Two other incidents relating to N1 TV have occurred in the period, sending worrying signals that there are organised activities aimed at intimidating journalists and exerting pressure on their editorial policies. Namely, an sign inscription "You are leaving the Republic of Serbia, welcome to Luxembourg” was placed next to the N1 TV building and in front of the building housing the Regulatory Body for Electronic Media (REM), while on another occasion two men wearing surgical masks threw hundreds of leaflets into the backyard of the N1 TV with the same inscription. The Director of N1 TV stated that these events happen systematically, and are directly related to the ruling party officials’ regular accusations that N1 TV is working against Serbian interests. The Independent Journalists’ Association of Serbia (NUNS) also condemned the incidents and called on the authorities to do whatever is necessary to stop the intimidation of the station’s journalists. NUNS said:  

Despite declarative statements by key holders of top posts about guaranteed journalist and media freedom in Serbia, it has been obvious for a long time that the journalists and news desks whose policies are not to the liking of the authorities are subjected to various forms of intimidation and danger to their professional and physical safety.

The pattern of harassment against critics of the government continues to stoke concern. In another incident, criminal charges were filed against the well-known actor and civic activist Branislav Trifunovic on the accusation that he ripped apart the Serbian flag during a play and therefore violated Serbia’s reputation. Despite denying such accusations, the actor was attacked by a number of pro-government tabloids. The actor later claimed that these attacks and false accusations are due to his involvement in the ‘1 in 5 million’ protests as well as his brother's role as a leader of the opposition.

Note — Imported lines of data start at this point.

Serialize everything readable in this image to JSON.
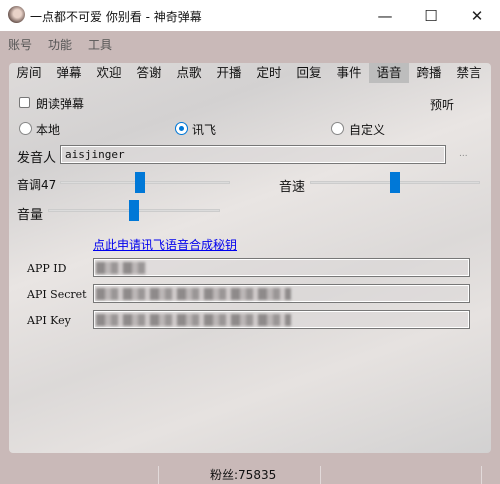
{
  "window": {
    "title": "一点都不可爱 你别看 - 神奇弹幕",
    "minimize": "—",
    "maximize": "☐",
    "close": "✕"
  },
  "menu": [
    "账号",
    "功能",
    "工具"
  ],
  "tabs": [
    {
      "label": "房间"
    },
    {
      "label": "弹幕"
    },
    {
      "label": "欢迎"
    },
    {
      "label": "答谢"
    },
    {
      "label": "点歌"
    },
    {
      "label": "开播"
    },
    {
      "label": "定时"
    },
    {
      "label": "回复"
    },
    {
      "label": "事件"
    },
    {
      "label": "语音",
      "active": true
    },
    {
      "label": "跨播"
    },
    {
      "label": "禁言"
    }
  ],
  "voice": {
    "read_danmaku": {
      "label": "朗读弹幕",
      "checked": false
    },
    "preview": "预听",
    "engines": [
      {
        "label": "本地",
        "selected": false
      },
      {
        "label": "讯飞",
        "selected": true
      },
      {
        "label": "自定义",
        "selected": false
      }
    ],
    "speaker_label": "发音人",
    "speaker_value": "aisjinger",
    "more": "...",
    "pitch": {
      "label": "音调47",
      "value": 0.47
    },
    "speed": {
      "label": "音速",
      "value": 0.5
    },
    "volume": {
      "label": "音量",
      "value": 0.5
    },
    "apply_link": "点此申请讯飞语音合成秘钥",
    "app_id_label": "APP ID",
    "api_secret_label": "API Secret",
    "api_key_label": "API Key"
  },
  "status": {
    "fans": "粉丝:75835"
  },
  "colors": {
    "accent": "#0078d7",
    "bg": "#c9b9b8",
    "link": "#0000ee"
  }
}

Slobodan Georgiev, the editor of the Balkan Investigative Reporting Network (BIRN) in Serbia, has been subjected to hundreds of insults and threats on Twitter. He was being called “Haradin’s Serb” and was sent messages such as “You need to be expelled” and “Move to Albania”. The attacks came after President Aleksandar Vučić made a statement where he blamed BIRN Serbia for filing an appeal to Kosovo’s election committee which stopped the election video “Srpski list” from being broadcast due to its incitement of hatred towards Kosovo. 

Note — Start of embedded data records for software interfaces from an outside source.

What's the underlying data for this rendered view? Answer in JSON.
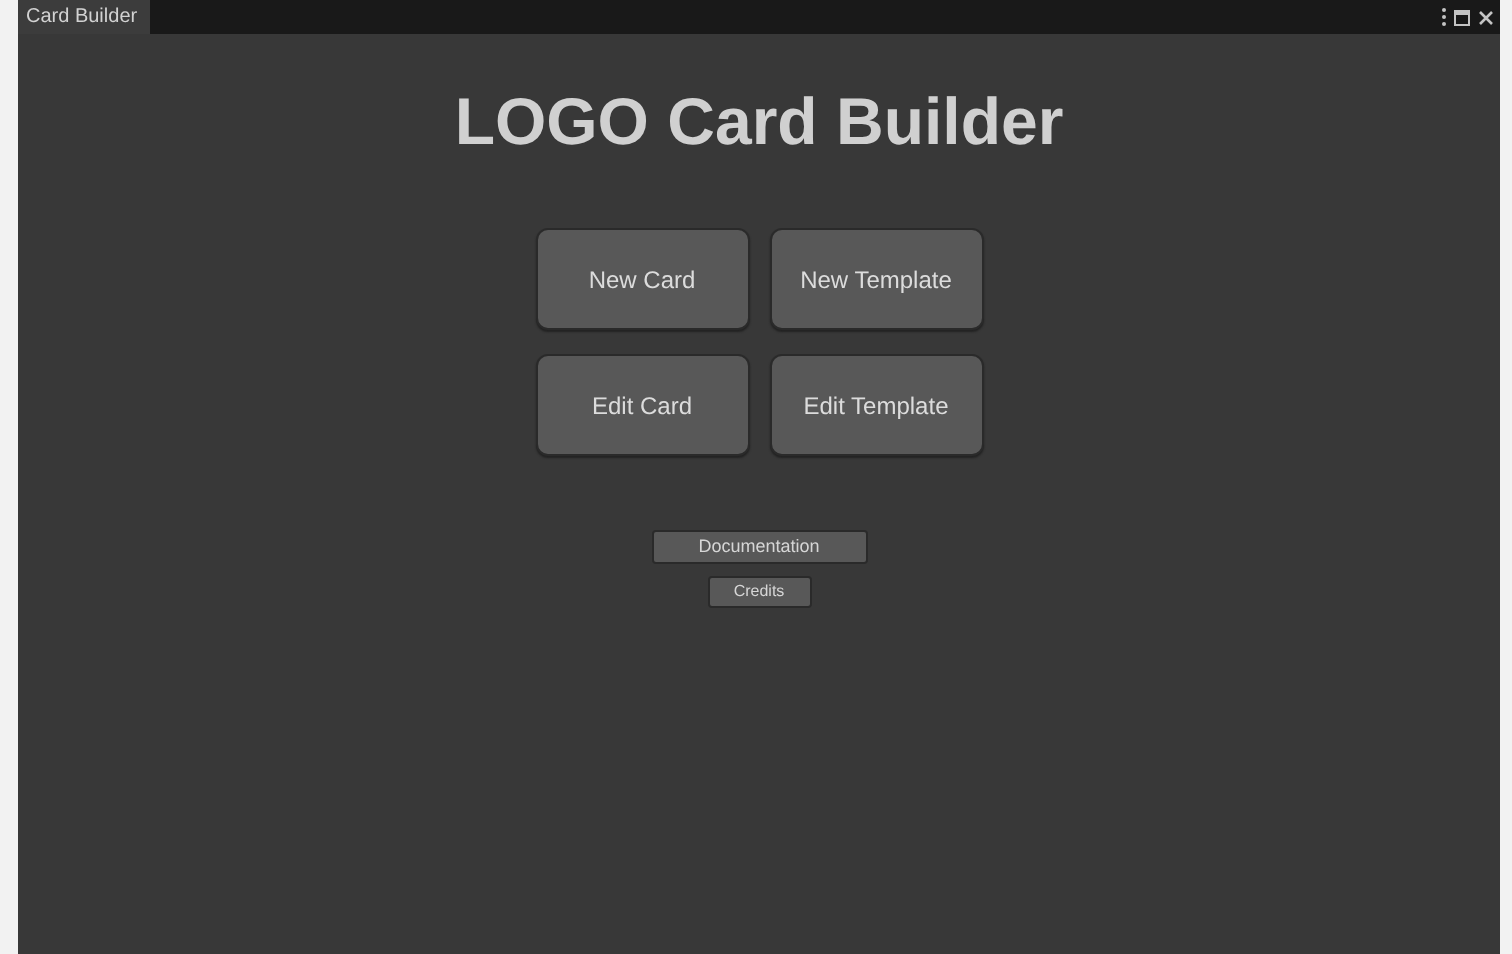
{
  "window": {
    "tab": "Card Builder"
  },
  "title": "LOGO Card Builder",
  "main_buttons": [
    "New Card",
    "New Template",
    "Edit Card",
    "Edit Template"
  ],
  "links": [
    "Documentation",
    "Credits"
  ]
}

Georgiev states that he was falsely accused by the President, as he is the editor of BIRN Serbia, not BIRN Kosovo, which was the chapter of BIRN which actually made the appeal. He further says that he sees this action of the President as a direct threat towards him. This is not the first time that the President labelled journalists and media outlets that fail to toe the government line.

In a separate incident, an employee at the Krusnik Factory, who leaked information to the Arms Watch portal that Serbia’s Interior Minister Nebojsa Stefanovic’s father was involved in the arms trade, was arrested on charges of disclosing business secrets. The whistleblower, Aleksandar Obradovic was initially sentenced to house arrest, but under alleged political pressure the judge later decided to order a 30 day stint in jail. While Serbia’s Special Prosecution for High-Tech Crime claimed that the investigation and proceedings against the Obradovic were in accordance with the law, former Commissioner for Information of Public Importance, Rodoljub Sabic, noted that the public remained deprived of key facts regarding the case. He also stated that referencing the disclosure of official secrets as a basis for arrest is outdated and the prosecution's actions have created an environment to purposefully silence whistleblowers. In addition to the incomplete and insufficiently clear regulatory framework on whistleblowing, this case could further discourage citizens from disclosing criminal activities in the future. A petition calling for Aleksandar Obradovic's release amassed over 30,000 signatures in December 2019.